# ENTRIES SHOWN
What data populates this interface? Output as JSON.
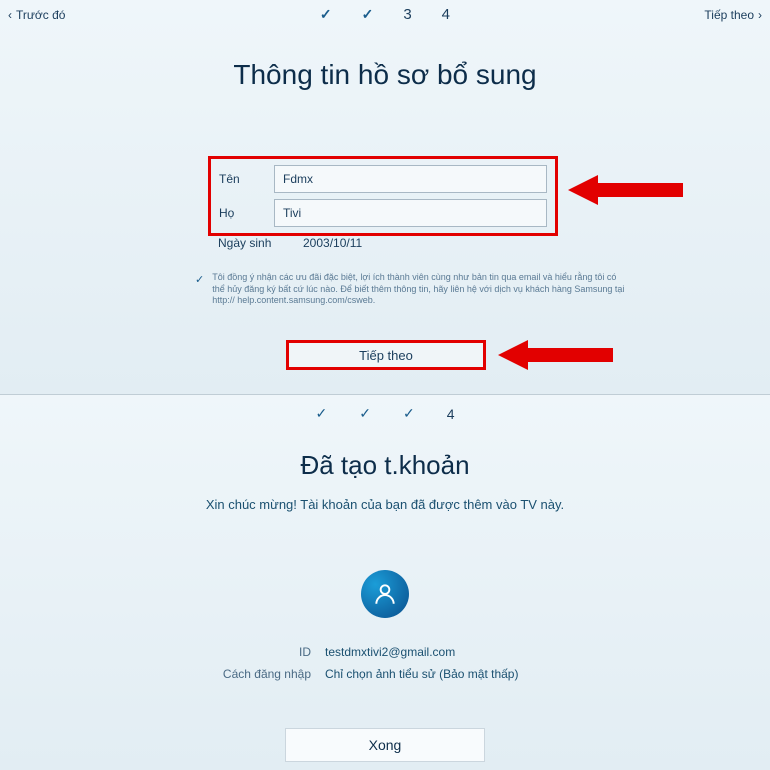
{
  "screen1": {
    "back_label": "Trước đó",
    "next_label": "Tiếp theo",
    "steps": {
      "s1": "✓",
      "s2": "✓",
      "s3": "3",
      "s4": "4"
    },
    "title": "Thông tin hồ sơ bổ sung",
    "fields": {
      "firstname_label": "Tên",
      "firstname_value": "Fdmx",
      "lastname_label": "Họ",
      "lastname_value": "Tivi",
      "dob_label": "Ngày sinh",
      "dob_value": "2003/10/11"
    },
    "consent_text": "Tôi đồng ý nhận các ưu đãi đặc biệt, lợi ích thành viên cùng như bản tin qua email và hiểu rằng tôi có thể hủy đăng ký bất cứ lúc nào. Để biết thêm thông tin, hãy liên hệ với dịch vụ khách hàng Samsung tại http:// help.content.samsung.com/csweb.",
    "next_button": "Tiếp theo"
  },
  "screen2": {
    "steps": {
      "s1": "✓",
      "s2": "✓",
      "s3": "✓",
      "s4": "4"
    },
    "title": "Đã tạo t.khoản",
    "subtitle": "Xin chúc mừng! Tài khoản của bạn đã được thêm vào TV này.",
    "info": {
      "id_label": "ID",
      "id_value": "testdmxtivi2@gmail.com",
      "login_label": "Cách đăng nhập",
      "login_value": "Chỉ chọn ảnh tiểu sử (Bảo mật thấp)"
    },
    "done_button": "Xong"
  }
}
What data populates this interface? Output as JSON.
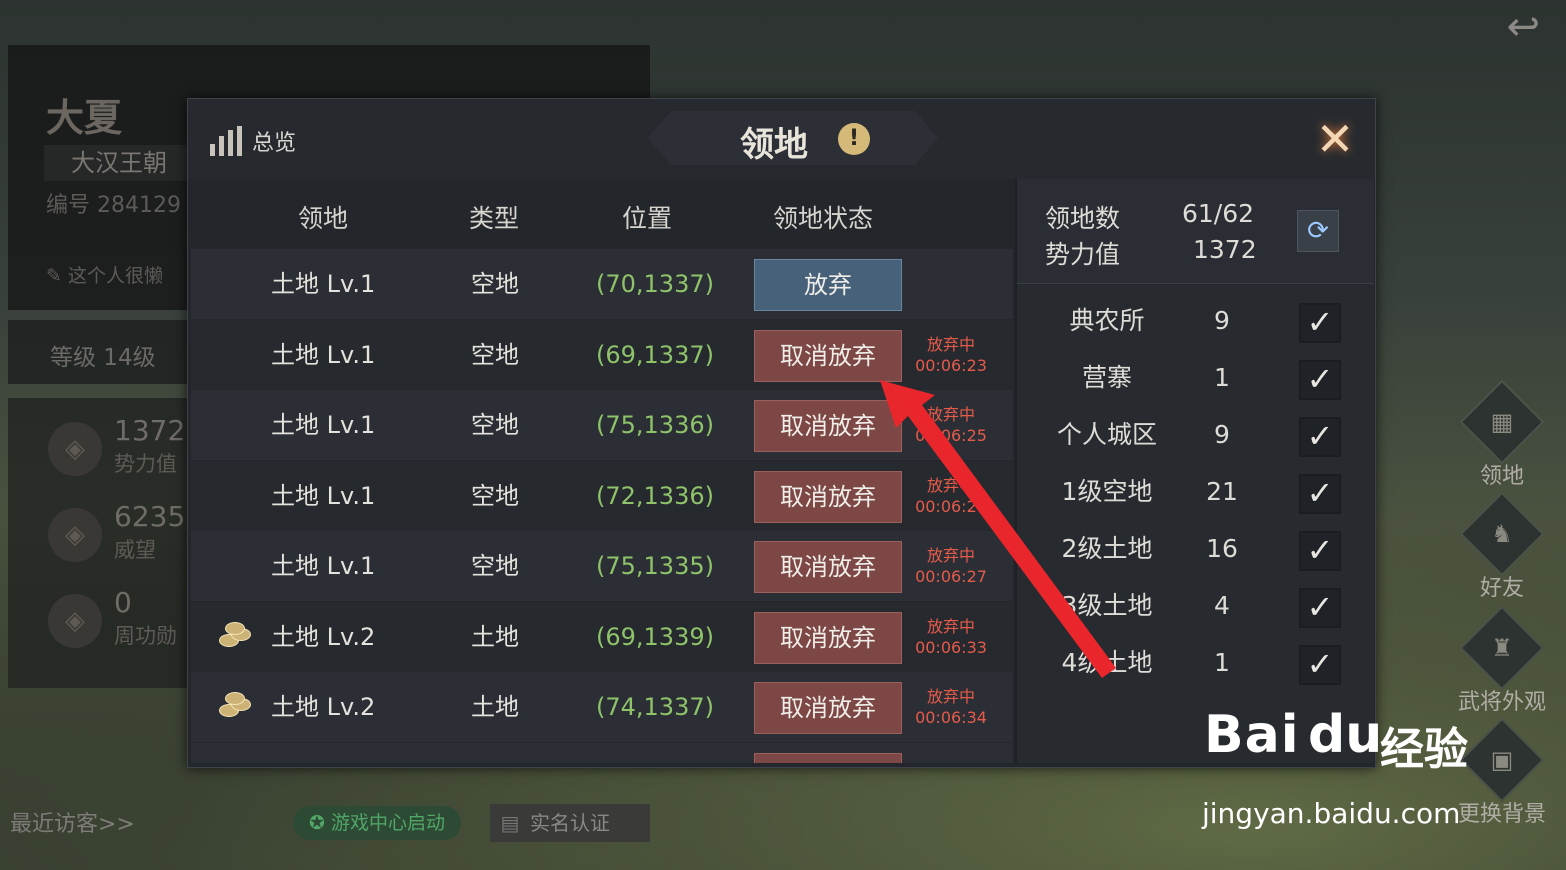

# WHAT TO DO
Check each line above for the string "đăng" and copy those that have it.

# REPLY
    "consent_text": "Tôi đồng ý nhận các ưu đãi đặc biệt, lợi ích thành viên cùng như bản tin qua email và hiểu rằng tôi có thể hủy đăng ký bất cứ lúc nào. Để biết thêm thông tin, hãy liên hệ với dịch vụ khách hàng Samsung tại http:// help.content.samsung.com/csweb.",
      "login_label": "Cách đăng nhập",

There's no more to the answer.